I'm not sure how many authors are aware of this problem. I'll be the first to admit I wasn't even aware of this problem until about a year ago, when I started writing SHUTTER, SHUDDER (Ghost Book. Yes, I'm using Ghost Book's real name. SERIOUS STUFF, PEOPLE). In SHUTTER, SHUDDER, the MC, Sophie McKay, is a fiesty, rather loud teenager between her senior year of high school and her freshman year of college. She's a photographer, obsessed with color and pictures. And she's Jewish.
Sophie's Judaism was never a question -- she sprang into my head colorful and loud and declaring quite passionately that she was who she was, and this was her story, and I'd better start writing because she wasn't going to repeat herself. I thought "Hey, cool! I don't know anything about Judaism beyond the Star of David and Hanukkah, so this will be some interesting research." I bought (I kid you not) Judaism for Dummies, did a lot of Google searches, and let Sophie tell me all about her culture.
It didn't really cross my mind that Sophie's Judaism might be something unique until I started seeing articles like the one linked above, and paying more attention to culture in YA, and I realized -- there is very little culture in YA.
Now, I'm still developing this in my head (SHUTTER, SHUDDER is my first book to ever have an MC with a culture different from my own), but it's brought up some interesting questions, and I'd like to hear your thoughts:
1) Have you written a YA book with a multicultural MC? How was it received (if it was published, if it was read by your close family, if it was read by betas, etc etc, in whatever circles it swam)?
2) What multicultural YA books have you read in which the culture of the MC was not the main plot of the story, yet more of a background detail (in other words, where the book was about X and the MC just WAS a certain culture, not a book that is wholly about a different culture)?
3) Do you think (purely opinion, guys) that if Bella Swan or Katniss Everdeen were, say, Japanese or Middle Eastern or Muslim or Hindu, and that fact was woven into the story as background detail (ie, it's a story about a Japanese girl who falls in love with a vampire, not a story about a girl who is Japanese and falls in love with a vampire, if that makes sense), that their books would have sold just as well?

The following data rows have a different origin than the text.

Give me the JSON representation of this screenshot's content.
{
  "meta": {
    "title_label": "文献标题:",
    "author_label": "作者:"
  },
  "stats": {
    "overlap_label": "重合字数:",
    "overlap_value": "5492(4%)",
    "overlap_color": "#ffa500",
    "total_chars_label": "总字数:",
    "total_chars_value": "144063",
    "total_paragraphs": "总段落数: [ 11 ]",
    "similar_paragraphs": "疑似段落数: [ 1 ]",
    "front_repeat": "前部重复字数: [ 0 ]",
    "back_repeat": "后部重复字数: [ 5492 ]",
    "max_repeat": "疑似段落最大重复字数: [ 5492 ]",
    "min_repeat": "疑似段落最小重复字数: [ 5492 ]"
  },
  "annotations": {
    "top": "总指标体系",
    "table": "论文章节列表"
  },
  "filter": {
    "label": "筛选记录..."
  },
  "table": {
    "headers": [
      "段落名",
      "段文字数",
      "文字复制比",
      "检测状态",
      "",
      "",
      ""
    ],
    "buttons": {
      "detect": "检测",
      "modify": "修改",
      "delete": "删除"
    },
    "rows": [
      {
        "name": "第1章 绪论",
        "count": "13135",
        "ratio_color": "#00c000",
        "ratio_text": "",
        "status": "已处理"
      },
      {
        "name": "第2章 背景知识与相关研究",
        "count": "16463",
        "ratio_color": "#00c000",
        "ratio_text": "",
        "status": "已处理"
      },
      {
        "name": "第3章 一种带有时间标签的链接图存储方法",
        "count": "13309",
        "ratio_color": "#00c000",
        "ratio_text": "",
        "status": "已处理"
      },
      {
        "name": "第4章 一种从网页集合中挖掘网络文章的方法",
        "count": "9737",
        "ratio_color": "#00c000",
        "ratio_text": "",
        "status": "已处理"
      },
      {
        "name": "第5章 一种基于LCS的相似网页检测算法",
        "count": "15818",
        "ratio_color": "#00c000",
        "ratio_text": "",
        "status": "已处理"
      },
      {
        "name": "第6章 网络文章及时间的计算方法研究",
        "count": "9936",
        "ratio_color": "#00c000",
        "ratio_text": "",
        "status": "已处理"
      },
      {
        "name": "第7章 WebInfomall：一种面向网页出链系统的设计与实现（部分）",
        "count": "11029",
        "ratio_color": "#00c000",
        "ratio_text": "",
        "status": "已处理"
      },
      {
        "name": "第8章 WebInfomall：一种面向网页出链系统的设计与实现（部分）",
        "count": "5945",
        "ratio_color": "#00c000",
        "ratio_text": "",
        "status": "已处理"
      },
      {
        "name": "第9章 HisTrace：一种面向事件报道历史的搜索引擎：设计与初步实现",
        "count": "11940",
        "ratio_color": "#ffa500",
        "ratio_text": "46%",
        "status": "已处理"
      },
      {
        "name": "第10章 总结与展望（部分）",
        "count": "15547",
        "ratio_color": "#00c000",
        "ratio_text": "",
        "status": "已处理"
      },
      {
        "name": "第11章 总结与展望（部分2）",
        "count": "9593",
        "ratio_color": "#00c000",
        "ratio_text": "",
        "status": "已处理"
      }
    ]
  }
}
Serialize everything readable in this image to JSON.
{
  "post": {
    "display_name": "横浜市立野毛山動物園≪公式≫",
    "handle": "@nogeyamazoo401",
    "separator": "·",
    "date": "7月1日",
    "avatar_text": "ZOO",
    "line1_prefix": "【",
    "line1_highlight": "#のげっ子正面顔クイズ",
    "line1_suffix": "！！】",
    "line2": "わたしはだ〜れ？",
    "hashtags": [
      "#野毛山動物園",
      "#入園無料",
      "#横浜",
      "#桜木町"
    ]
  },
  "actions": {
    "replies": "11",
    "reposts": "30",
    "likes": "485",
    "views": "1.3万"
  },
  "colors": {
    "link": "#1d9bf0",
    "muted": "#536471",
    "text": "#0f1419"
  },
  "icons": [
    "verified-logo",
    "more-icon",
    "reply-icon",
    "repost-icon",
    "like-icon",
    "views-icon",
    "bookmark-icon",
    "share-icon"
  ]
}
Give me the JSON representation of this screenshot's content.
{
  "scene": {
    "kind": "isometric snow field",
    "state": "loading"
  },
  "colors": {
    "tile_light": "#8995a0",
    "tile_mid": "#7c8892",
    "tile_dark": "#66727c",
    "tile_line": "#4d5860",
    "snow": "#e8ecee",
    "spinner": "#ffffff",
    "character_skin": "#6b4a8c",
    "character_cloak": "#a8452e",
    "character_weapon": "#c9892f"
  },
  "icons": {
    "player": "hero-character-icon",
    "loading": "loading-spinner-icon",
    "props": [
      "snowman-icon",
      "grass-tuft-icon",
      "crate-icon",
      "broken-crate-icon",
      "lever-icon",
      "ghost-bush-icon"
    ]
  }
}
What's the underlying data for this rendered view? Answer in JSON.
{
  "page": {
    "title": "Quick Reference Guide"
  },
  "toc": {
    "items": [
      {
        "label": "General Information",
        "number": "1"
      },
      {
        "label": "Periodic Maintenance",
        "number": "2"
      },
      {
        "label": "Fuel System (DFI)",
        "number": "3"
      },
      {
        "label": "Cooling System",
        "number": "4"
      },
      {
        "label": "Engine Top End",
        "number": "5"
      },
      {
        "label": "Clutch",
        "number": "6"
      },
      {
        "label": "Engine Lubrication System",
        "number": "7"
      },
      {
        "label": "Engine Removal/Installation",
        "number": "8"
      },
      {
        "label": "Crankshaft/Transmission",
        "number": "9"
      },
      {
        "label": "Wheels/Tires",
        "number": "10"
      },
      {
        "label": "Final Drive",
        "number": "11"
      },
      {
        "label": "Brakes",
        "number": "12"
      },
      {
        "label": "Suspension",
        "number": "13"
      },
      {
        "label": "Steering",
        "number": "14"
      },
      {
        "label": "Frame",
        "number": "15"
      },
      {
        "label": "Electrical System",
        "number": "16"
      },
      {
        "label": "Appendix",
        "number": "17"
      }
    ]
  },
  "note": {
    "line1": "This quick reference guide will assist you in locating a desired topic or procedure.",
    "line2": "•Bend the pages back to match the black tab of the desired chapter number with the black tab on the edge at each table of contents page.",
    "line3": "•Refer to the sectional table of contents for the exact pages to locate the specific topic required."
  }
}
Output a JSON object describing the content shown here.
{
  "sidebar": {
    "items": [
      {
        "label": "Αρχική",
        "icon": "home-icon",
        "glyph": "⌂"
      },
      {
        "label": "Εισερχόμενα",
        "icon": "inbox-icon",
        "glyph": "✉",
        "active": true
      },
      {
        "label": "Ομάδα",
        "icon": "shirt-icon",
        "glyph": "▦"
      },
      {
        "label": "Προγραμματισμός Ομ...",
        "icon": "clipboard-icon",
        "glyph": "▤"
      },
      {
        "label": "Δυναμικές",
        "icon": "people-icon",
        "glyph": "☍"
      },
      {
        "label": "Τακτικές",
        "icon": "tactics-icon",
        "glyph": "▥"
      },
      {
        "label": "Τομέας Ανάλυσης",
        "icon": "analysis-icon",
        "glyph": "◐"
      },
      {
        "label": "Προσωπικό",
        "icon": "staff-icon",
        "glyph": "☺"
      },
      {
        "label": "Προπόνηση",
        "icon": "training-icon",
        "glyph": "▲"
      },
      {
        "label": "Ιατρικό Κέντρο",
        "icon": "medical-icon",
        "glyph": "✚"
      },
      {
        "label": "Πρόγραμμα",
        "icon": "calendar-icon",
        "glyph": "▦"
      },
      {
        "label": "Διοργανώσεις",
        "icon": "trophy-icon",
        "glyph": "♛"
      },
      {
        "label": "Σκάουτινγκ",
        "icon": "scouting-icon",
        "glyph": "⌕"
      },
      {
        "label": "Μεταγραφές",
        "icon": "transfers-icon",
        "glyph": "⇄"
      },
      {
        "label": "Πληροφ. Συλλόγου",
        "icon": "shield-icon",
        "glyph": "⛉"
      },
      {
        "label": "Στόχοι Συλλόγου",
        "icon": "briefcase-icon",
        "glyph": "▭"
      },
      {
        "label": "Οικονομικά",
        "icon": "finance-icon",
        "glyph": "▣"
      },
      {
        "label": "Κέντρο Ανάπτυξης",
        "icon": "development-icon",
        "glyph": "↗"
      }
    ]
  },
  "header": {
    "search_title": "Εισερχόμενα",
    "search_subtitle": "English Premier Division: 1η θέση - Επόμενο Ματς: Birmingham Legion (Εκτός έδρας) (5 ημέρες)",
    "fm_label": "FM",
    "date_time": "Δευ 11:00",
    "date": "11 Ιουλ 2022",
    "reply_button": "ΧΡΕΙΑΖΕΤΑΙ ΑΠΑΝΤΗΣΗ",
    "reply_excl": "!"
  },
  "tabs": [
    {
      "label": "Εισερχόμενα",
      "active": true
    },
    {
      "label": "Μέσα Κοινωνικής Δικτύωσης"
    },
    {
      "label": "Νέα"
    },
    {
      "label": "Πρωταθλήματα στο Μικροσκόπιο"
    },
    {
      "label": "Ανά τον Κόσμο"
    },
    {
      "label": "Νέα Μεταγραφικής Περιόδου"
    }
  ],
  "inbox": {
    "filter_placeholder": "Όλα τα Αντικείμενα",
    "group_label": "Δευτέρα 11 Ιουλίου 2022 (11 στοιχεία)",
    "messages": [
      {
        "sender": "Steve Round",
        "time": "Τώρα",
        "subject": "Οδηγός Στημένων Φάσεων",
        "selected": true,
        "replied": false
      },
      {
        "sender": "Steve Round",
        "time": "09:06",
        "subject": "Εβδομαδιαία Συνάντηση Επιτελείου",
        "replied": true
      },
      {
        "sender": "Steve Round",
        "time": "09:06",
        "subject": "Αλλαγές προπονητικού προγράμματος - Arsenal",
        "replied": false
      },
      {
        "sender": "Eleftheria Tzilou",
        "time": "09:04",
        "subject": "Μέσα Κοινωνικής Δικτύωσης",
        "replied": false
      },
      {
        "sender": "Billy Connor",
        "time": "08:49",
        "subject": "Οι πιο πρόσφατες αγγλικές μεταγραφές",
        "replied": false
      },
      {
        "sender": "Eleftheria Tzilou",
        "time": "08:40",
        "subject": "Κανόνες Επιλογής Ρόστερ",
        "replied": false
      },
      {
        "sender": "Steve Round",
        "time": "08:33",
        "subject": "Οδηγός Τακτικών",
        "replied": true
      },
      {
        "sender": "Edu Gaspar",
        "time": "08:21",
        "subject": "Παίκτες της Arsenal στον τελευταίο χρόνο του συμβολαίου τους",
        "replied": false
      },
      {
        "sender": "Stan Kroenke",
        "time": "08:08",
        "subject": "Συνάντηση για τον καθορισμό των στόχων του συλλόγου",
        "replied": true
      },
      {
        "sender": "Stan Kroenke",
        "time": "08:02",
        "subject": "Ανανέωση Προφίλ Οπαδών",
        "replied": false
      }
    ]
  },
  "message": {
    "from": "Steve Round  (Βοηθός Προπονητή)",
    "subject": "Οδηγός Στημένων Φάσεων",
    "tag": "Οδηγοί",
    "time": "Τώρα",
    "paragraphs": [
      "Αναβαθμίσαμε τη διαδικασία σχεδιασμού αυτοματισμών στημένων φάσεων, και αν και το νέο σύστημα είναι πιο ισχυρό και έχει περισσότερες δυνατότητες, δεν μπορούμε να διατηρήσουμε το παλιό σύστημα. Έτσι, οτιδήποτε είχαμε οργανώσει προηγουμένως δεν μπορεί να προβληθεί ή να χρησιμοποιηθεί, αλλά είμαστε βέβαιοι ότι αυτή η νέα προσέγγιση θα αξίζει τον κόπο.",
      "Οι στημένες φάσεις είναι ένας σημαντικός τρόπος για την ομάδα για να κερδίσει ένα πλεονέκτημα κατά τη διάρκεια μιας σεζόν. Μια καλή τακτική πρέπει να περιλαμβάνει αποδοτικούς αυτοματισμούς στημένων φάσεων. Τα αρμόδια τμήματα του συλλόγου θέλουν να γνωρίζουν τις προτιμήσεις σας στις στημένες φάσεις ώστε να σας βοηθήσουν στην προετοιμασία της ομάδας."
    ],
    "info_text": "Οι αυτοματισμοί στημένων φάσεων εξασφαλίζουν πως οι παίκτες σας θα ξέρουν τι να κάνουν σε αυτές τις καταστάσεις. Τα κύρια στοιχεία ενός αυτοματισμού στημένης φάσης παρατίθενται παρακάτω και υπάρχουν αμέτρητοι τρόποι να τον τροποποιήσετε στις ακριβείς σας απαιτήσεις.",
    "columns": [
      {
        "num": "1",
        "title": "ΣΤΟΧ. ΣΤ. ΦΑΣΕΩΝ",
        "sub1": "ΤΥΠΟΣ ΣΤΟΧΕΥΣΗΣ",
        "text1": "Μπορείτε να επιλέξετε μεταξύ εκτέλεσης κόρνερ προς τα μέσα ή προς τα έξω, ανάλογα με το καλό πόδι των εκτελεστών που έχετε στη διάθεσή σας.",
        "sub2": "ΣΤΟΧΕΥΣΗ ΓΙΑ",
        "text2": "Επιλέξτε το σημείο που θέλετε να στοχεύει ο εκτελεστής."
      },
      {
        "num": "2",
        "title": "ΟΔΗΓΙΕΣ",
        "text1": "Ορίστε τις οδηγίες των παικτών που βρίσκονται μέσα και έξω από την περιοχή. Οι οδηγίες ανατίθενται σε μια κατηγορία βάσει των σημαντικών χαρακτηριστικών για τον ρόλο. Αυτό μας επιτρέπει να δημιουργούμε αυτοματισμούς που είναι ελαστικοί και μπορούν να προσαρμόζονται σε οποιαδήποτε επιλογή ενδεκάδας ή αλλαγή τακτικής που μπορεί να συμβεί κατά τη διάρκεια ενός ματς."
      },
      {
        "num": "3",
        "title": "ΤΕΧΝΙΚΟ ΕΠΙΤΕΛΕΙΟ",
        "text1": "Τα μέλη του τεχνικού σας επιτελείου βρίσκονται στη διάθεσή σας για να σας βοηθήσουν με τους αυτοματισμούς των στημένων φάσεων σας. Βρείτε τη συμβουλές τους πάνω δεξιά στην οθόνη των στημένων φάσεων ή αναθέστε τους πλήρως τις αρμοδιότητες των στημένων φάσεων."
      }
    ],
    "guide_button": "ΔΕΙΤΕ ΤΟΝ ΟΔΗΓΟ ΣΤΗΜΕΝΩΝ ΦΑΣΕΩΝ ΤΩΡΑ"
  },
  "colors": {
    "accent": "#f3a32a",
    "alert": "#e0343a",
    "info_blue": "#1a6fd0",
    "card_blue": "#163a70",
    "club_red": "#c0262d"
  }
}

(I hope I'm explaining the background thing well -- when I say "background detail" I mean that the MC is Asian or African American or whatever, and it isn't the focal point of the story. Nothing in the plot changes because they are of a different culture, only bits and pieces of their culture are subtly woven in alongside the major plot, whatever it may be.)
(I realize that bringing issues of race and culture up can be a call for Slimy Internet Trolls -- I mean this as a serious discussion, and want to reaffirm how TOTALLY and COMPLETELY pro-culture, pro-uniqueness that I am. This is something I'm starting to feel really motivated by, and am curious how the rest of the YA community feels, especially those who are in the same "boat" as me -- white, middle class family, etc etc.)